problem with the writers rather than a problem with the readers. If it
was just one person "misreading" then that would be one thing, but when
many of the senior Eclipse committers are "misreading", then it's
probably a "mis-write" instead of a "mis-read". May I suggest that the
words "The result was the design of a new platform ..." (and
other similar words) tend to indicate the work is *complete* and thus
no longer needing input from others. That may not have been your
intent, but it sure comes across that way.
Boris Bokowski wrote:
And another item -- you said:
You misread the announcement e-mail.
So this begs two questions:
We realized (admittedly, very late) that nobody from the SWT team had
commit rights in the existing Eclipse Incubator project. Creating a new
component in that Incubator project was the fastest way to create a home
for experimental code that we will be demoing at EclipseCon, with write
access to everybody who has been involved so far
(1) Where was this code written, if it wasn't written *in public* in
the Incubator? If it wasn't written in public then (1a) it needs to go
through IP Review before being committed to the repository (sorry,
that's the rule) and (1b) how can you claim that it's a public and open
process if the code is not being written in public?
(2) If the Planning Council people are surprised by this announcement
then you've been doing a poor job of building community, eh? I'd say
that people like Doug and Doug are some of the more
connected-to-what's-going-on people in Eclipse-land right now, so the

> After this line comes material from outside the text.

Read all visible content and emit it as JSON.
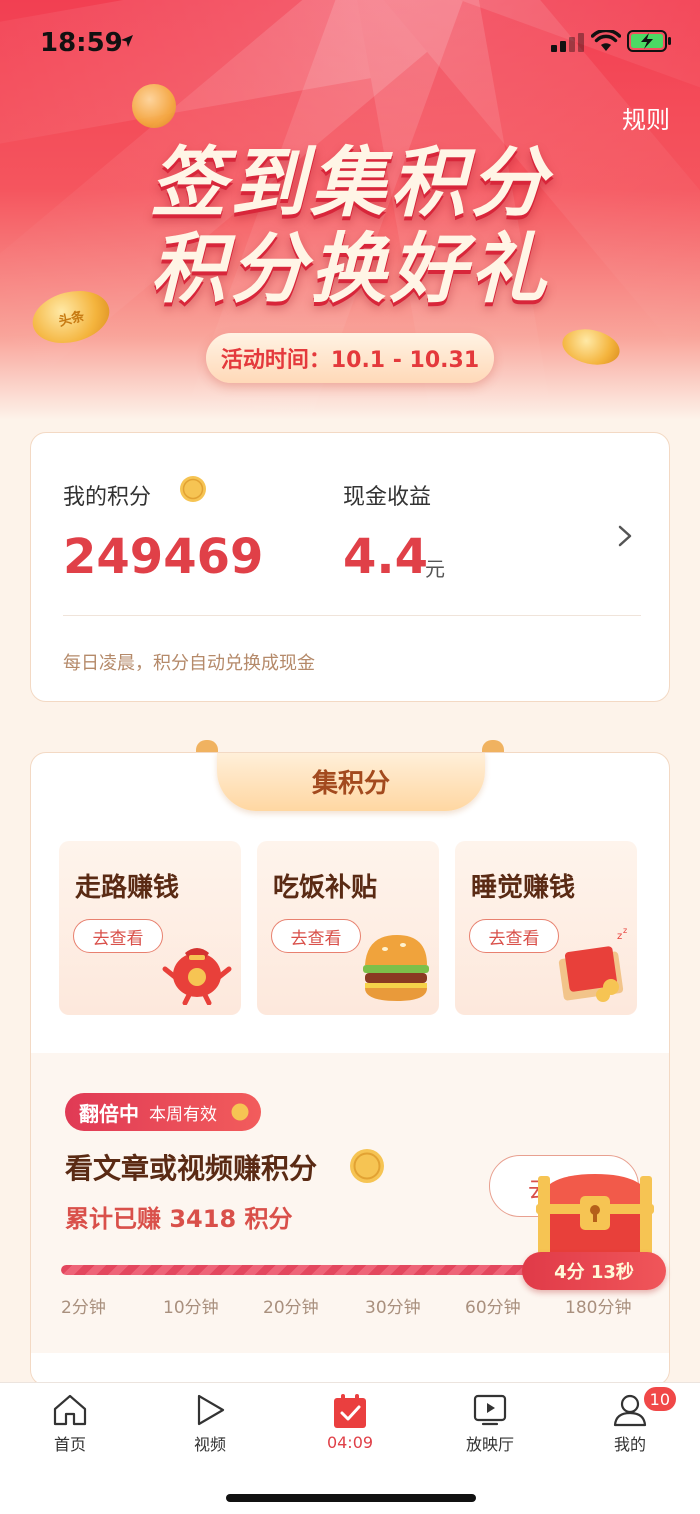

fact that they are surprised by this announcement bodes poorly for open
and public nature of this exploration to date.
-- New Page 1
[end of message]